The Vikings are starting Dobbs this week against the Las Vegas Raiders. For at least one more week, Dobbs held off the 25-year-old rookie out of BYU and fellow journeyman Nick Mullens. I’ll grant you that neither Hall nor Mullens are exactly high-pedigree talents the team made significant investments in. Still, I don’t think this was an easy decision for O’Connell by any stretch.
For starters, Dobbs is coming off one of the worst games of his career. And that wasn’t against the ‘85 Bears, either. It was a fairly average defense that’d been particularly vulnerable through the air this season. But rather than bouncing back with a strong performance in the passing game, Chicago’s secondary instituted a No-Fly Zone against Dobbs.
Dobbs’ timing was poor, his footwork was sloppy, and his passes were inaccurate. All that culminated in a brutal performance through the air. Balls were late, Chicago contested every catch, and the team couldn’t make a play. The few times when plays were there to be made, Dobbs didn’t see it, or he flat-out missed. Need I make us relive that egregious overthrow on Addison’s would-be touchdown?
But in Dobbs’ defense, he’s had far less time in this offense than Mullens. Even Hall got a full training camp and ran a similar offense in college. The fact that Dobbs has performed well in any capacity is pretty remarkable. However, his recent drop-off in play makes me concerned he may just not be a great scheme fit.
O’Connell’s scheme is based on precise timing, pre-snap reads, and accuracy. These were all things that made Kirk Cousins so effective; he was a good fit to be an extension of O’Connell on the field. On the other hand, Dobbs struggles with precise timing, has occasionally made poor pre-snap reads, and his sloppy footwork has led to scattershot accuracy. By all accounts, Dobbs doesn’t strike me as an “O’Connell quarterback.”
That’s why I think O’Connell’s decision to start Dobbs is perhaps the most fascinating twist so far. Either Dobbs spent the bye week mastering the principles of the Shanahan/McVay/O’Connell Wide Zone offense, or Kevin O’Connell is willing to forsake the offensive principles he’s built this team around and get out of his comfort zone. While Dobbs lacks some of the assets O’Connell might usually prioritize, he offers a lot to Minnesota’s offense.
Dobbs is incredibly athletic and could add a new dynamic to this team if he uses it properly. Dobbs may be a square peg in a round hole in Minnesota, but O’Connell may be signaling that he’s willing to adapt by naming Dobbs the starter. Simply put, Mullens or Hall may be better fits in the O’Connell system, but Dobbs still provides the best chance to win.

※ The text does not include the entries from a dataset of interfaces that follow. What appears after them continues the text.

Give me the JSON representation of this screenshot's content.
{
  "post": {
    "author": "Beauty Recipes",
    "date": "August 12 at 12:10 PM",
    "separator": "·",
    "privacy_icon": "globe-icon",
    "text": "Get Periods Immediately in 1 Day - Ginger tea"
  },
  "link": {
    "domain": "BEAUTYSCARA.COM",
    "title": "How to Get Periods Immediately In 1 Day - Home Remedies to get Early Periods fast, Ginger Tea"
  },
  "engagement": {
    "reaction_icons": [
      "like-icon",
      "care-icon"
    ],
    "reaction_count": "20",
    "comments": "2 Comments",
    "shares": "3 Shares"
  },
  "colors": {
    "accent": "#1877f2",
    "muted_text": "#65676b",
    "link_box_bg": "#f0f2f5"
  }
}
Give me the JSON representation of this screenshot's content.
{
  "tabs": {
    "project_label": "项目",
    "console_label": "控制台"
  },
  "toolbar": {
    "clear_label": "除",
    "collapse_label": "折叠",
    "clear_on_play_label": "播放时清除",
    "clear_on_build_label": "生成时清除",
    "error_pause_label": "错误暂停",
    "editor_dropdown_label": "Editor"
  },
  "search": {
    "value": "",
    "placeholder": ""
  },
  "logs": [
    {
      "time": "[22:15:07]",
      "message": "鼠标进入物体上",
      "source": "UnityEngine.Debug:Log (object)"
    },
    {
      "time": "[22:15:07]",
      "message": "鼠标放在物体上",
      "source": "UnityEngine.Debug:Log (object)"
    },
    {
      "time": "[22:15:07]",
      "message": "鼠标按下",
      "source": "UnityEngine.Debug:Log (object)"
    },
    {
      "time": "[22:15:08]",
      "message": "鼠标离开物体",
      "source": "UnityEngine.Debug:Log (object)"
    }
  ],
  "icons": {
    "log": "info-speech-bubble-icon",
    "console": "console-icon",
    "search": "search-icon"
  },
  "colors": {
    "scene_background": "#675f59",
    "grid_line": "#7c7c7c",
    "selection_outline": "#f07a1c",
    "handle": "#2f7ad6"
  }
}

With Justin Jefferson returning this week, using Dobbs as a running threat could change this offense completely. A runner at quarterback always means better numbers in the running game because it always means a minimum of one extra blocker than you’d usually have on a traditional run. Add in the misdirection of a well-executed read option, and it’s a powerful tool.
Defenses often have no choice but to account for running quarterbacks with extra bodies, either in the form of blitzers or spies. And each extra body they bring into the box to stymie this collegiate-style running game is one less safety to play bracket coverage on Jefferson and the Vikings receivers.
Of course, it’s not a total cheat code. Otherwise, everyone would be doing it. But it seems like there’s a clear path to competitive success for Dobbs running that type of offense. I suppose this prognostication could be completely wrong, and O’Connell may start Dobbs against Vegas without any significant change. However, O’Connell is probably smart enough to see what we all do: Dobbs requires a play tailored to his skillset, not the other way around.
It’s abundantly clear O’Connell wanted the quarterback who could win him games right now, not just audition for next season. We’ll see if that attitude, combined with the return of Justin Jefferson, can resurrect this offense down the stretch.